Former minister and journalist Conor Cruise O'Brien dies
The death has taken place of the former Cabinet minister and journalist, Conor Cruise O'Brien, who was Minister for Posts and Telegraph during the Fine Gael/Labour coalition in the 1970s.
Born in Dublin in 1917, Mr Cruise O'Brien was one of the leading intellectual lights of the Labour Party during the 1960s, following a career as a civil servant in the Department of Finance and later the Department of External Affairs.
He later joined the United Nations and attracted the attention of leading figures there, before he was given a key in the organisation's difficult operation in the Congo in 1960 and 1961 by the then UN Secretary-General, Dag Hammarksjold.
He developed a successful academic career later before returning to Ireland, where he became a leading player in the Labour Party in the late 1960s alongside counterparts such as David Thornley and Justin Keating.
Expressing condolences tonight, Taoiseach Brian Cowen said Mr Cruise O'Brien had been "a leading figure in Irish life in many spheres since the 1960s", displaying a wide array of talents in politics, academia and journalism.
"(He) was blessed with a strong intellect and he was a man of strong convictions," he said, adding that Mr Cruise O'Brien's "political views were not always in accordance with those of my own party over the years I never doubted his sincerity or his commitment to a better and more peaceful Ireland".
Minister for Foreign Affairs Micheál Martin said Mr Cruise O'Brien had made a “remarkable contribution to Irish life over many decades”.
“He was a scholar and writer of international distinction, an outstanding diplomat in the service both of Ireland and of the United Nations, and a robust and highly influential participant in the politics of our island. He was a man of undoubted courage and brilliance,” he added.
Labour leader Eamon Gilmore said Ireland had lost “an intellectual giant and one of the most remarkable Irish public figures of the 20th century”. He said he had “marked up a huge range of achievements during his long and varied life”.
”Up to the time of his death Conor was still a member of the Labour Party. On behalf of the Labour Party, I wish to extend my deepest sympathy to his wife Maire MacantSaoi and to his family,” Mr Gilmore added.
During his time in the Seanad and the Dail, Mr Cruise O'Brien strongly opposed the sacking of the RTE Authority for which he was roundly praised by media, though he attracted the ire of many of them subsequently when he introduced Section 31 of the Broadcasting Act.

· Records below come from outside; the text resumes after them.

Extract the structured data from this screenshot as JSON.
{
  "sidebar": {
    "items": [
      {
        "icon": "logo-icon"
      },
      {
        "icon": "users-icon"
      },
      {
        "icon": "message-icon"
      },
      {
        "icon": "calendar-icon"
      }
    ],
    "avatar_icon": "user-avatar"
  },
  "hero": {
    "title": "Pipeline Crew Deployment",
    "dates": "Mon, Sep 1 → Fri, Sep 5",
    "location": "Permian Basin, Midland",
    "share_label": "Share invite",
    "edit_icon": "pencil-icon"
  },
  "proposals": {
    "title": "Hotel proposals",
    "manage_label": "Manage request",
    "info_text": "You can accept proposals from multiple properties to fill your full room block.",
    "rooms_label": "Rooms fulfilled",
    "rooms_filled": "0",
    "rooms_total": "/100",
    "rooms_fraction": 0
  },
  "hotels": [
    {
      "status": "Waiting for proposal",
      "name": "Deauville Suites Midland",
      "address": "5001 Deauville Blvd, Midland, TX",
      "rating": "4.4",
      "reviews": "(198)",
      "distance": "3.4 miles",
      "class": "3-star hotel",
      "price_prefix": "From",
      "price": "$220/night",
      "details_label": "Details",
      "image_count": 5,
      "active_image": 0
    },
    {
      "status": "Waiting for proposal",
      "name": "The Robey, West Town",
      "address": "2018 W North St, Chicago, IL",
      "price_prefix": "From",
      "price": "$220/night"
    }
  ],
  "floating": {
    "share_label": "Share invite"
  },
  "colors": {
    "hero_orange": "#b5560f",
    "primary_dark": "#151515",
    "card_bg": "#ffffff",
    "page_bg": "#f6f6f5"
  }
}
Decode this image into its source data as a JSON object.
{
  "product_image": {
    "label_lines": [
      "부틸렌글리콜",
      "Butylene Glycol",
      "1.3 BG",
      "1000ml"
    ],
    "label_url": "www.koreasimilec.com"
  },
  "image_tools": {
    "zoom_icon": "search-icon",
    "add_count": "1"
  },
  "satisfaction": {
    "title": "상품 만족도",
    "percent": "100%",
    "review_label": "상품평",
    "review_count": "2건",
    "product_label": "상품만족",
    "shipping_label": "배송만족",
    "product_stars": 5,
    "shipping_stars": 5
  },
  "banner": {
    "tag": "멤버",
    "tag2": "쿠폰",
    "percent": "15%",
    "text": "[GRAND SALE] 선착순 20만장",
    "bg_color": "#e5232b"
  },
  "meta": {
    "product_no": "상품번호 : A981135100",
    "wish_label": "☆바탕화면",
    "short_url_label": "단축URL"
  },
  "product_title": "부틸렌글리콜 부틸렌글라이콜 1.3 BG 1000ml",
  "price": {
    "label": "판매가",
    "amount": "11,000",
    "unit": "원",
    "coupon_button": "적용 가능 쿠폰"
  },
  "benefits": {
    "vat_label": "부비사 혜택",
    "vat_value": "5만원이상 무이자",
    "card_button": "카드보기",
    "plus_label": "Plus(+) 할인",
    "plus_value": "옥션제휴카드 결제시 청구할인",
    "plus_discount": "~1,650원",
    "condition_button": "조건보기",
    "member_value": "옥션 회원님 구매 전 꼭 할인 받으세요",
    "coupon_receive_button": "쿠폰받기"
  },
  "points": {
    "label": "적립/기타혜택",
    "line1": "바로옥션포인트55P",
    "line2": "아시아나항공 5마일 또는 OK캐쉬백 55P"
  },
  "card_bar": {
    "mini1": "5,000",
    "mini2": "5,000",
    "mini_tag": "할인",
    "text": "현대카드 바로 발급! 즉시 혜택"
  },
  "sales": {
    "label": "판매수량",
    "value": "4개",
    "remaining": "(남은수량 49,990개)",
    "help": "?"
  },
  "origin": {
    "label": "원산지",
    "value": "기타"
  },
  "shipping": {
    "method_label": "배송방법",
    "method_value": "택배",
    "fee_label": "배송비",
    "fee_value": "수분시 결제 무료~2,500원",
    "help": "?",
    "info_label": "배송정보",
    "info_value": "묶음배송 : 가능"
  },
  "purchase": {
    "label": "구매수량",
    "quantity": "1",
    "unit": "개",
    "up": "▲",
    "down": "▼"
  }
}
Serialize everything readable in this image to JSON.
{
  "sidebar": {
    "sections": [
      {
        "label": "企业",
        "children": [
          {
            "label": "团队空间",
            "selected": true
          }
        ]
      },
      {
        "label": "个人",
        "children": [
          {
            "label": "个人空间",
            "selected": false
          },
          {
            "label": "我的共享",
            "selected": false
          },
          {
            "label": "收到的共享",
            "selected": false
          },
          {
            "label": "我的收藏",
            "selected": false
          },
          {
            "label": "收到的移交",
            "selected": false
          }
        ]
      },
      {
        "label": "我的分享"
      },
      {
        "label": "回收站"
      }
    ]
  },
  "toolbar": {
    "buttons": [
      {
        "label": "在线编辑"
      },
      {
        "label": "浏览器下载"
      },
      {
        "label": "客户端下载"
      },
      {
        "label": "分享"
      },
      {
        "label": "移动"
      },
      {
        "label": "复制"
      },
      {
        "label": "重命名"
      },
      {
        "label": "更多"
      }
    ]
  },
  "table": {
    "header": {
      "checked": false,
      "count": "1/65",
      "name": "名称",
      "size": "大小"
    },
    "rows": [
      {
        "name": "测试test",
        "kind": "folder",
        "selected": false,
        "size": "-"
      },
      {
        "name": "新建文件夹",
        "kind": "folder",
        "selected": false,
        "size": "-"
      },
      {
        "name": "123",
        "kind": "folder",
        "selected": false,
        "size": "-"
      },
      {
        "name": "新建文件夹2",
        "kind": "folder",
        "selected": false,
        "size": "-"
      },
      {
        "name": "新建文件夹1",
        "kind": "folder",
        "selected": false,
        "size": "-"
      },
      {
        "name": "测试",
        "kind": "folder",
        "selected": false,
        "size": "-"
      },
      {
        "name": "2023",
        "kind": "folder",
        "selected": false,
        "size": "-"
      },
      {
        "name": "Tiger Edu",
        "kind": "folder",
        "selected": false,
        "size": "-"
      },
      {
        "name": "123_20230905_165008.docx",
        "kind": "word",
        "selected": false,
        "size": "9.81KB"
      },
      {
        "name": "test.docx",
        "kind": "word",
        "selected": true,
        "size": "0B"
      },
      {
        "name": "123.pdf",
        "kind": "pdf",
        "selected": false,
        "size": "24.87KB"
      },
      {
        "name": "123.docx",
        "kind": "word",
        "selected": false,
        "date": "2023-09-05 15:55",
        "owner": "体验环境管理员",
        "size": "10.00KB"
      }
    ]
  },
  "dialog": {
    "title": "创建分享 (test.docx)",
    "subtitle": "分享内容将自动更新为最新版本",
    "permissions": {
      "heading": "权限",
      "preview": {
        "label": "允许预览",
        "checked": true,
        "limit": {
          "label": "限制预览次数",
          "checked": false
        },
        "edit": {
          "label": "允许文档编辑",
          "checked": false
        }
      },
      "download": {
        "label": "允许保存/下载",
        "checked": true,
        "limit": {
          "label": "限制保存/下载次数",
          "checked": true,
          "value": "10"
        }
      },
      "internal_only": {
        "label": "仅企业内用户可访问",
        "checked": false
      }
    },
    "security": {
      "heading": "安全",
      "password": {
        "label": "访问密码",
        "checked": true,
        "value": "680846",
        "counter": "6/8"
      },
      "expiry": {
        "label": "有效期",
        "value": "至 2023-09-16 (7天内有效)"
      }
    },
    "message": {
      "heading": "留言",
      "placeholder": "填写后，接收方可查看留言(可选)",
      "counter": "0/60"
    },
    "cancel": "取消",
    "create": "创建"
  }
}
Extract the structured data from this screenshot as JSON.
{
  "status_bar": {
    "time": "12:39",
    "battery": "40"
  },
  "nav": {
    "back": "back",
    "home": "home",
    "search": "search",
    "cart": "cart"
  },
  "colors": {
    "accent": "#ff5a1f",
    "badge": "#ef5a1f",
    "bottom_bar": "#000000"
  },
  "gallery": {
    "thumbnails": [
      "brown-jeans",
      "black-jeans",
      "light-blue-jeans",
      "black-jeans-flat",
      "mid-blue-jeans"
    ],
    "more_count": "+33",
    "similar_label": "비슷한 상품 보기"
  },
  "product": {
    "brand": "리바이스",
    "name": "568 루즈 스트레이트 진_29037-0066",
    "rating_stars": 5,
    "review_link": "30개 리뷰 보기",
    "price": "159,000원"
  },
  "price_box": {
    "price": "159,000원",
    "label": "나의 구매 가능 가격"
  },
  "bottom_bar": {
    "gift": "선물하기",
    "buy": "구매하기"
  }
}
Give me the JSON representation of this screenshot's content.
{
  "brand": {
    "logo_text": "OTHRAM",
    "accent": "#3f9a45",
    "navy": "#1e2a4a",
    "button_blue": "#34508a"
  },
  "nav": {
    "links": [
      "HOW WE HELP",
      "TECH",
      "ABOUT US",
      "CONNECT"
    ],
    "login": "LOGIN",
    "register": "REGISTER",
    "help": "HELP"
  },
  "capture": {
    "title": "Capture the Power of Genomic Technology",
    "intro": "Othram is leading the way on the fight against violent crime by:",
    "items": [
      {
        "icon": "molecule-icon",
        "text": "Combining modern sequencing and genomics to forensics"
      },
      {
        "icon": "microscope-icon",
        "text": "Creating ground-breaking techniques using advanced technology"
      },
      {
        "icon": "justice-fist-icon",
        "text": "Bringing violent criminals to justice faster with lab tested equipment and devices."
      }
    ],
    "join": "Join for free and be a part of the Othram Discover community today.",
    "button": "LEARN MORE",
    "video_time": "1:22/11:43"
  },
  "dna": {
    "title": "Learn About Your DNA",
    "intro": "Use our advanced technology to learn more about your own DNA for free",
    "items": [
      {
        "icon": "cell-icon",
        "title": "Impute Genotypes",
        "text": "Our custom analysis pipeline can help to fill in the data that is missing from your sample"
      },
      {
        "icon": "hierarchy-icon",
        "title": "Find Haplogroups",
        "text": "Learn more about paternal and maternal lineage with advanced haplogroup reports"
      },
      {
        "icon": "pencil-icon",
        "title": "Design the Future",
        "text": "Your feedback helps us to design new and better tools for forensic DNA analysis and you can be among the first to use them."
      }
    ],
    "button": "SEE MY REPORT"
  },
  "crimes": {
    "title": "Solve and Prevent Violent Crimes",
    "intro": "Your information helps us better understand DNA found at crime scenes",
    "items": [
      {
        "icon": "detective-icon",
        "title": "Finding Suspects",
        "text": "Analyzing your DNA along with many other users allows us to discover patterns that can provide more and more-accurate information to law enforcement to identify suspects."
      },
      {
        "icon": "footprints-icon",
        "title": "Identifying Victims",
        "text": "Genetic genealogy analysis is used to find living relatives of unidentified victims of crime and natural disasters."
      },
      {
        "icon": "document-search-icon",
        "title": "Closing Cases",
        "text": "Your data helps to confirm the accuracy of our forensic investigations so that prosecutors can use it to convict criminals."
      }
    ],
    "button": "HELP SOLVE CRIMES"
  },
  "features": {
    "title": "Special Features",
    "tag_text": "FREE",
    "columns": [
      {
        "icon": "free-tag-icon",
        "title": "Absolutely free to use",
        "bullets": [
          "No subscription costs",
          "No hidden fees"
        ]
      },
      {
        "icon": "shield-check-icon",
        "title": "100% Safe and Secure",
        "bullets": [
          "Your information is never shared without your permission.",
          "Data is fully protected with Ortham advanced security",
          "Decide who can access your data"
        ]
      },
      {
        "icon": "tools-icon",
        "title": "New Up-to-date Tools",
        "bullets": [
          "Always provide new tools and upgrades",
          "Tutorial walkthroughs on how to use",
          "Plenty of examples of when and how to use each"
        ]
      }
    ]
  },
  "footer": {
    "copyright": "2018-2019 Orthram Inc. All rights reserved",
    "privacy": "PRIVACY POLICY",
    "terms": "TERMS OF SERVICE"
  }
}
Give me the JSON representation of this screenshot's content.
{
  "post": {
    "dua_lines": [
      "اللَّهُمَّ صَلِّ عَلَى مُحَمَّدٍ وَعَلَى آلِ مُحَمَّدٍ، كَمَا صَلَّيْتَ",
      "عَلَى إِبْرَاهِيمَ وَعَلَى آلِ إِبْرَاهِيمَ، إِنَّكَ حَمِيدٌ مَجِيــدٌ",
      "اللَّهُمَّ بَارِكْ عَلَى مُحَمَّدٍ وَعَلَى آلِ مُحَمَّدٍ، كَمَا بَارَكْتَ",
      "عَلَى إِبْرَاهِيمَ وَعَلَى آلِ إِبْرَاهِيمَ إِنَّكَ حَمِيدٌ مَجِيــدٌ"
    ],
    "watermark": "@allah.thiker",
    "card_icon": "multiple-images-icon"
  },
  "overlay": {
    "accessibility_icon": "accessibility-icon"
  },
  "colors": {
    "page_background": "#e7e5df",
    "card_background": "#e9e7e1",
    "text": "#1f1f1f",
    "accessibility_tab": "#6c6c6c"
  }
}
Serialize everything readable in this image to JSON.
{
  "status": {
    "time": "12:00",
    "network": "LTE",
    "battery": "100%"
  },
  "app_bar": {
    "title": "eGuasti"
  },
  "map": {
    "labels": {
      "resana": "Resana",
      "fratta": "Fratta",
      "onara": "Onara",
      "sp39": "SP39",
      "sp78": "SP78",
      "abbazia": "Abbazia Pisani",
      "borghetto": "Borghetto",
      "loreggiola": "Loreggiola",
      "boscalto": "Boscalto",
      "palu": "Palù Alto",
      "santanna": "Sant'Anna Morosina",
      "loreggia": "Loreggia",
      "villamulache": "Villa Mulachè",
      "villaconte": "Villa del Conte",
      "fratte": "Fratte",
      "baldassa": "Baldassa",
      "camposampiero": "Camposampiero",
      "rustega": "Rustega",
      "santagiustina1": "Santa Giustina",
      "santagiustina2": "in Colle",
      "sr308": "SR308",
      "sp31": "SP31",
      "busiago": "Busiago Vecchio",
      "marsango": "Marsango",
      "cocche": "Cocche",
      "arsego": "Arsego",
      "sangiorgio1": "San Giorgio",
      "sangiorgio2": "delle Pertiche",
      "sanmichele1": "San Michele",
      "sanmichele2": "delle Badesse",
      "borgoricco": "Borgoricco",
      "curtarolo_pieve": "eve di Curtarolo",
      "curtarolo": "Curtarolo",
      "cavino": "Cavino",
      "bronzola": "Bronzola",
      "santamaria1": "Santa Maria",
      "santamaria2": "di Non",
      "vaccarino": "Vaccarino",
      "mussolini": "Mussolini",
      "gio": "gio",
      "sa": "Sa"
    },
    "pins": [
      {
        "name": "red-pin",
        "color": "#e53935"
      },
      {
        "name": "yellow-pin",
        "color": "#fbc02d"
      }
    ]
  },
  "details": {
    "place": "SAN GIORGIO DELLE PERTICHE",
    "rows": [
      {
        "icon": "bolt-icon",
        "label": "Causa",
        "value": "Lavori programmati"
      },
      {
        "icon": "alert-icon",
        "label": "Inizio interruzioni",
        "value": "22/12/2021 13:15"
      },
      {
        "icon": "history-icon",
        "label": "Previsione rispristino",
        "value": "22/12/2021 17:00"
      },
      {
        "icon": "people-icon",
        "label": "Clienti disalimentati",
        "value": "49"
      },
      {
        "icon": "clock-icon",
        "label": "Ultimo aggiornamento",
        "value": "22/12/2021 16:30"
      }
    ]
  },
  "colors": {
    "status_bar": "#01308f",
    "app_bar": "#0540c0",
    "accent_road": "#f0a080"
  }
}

Later, he coined the phrase, GUBU, short for 'grotesque, unbelievable, bizarre and unprecedented", to describe the events surrounding the arrest of double murderer, Malcolm McArthur in the home of the then-Attorney General, Patrick Connolly.
He was strongly opposed to Fianna Fail's Charles Haughey and questioned his integrity and conduct years before any evidence emerged that Mr Haughey had taken large sums from wealthy businessmen. Mr Cruise O'Brien was permanently opposed to militant Republicanism and won some major internal battles within the Labour Party on the issue, though he lost his spokesmanship on Northern Ireland to Frank Cluskey after he lost his seat in the 1977 general election.
He is survived by his wife Maire, by their adopted son Patrick, adopted daughter Margaret, his daughter Fedelma and son Donal from his first marriage. His daughter by his first marriage, Kate, pre-deceased him.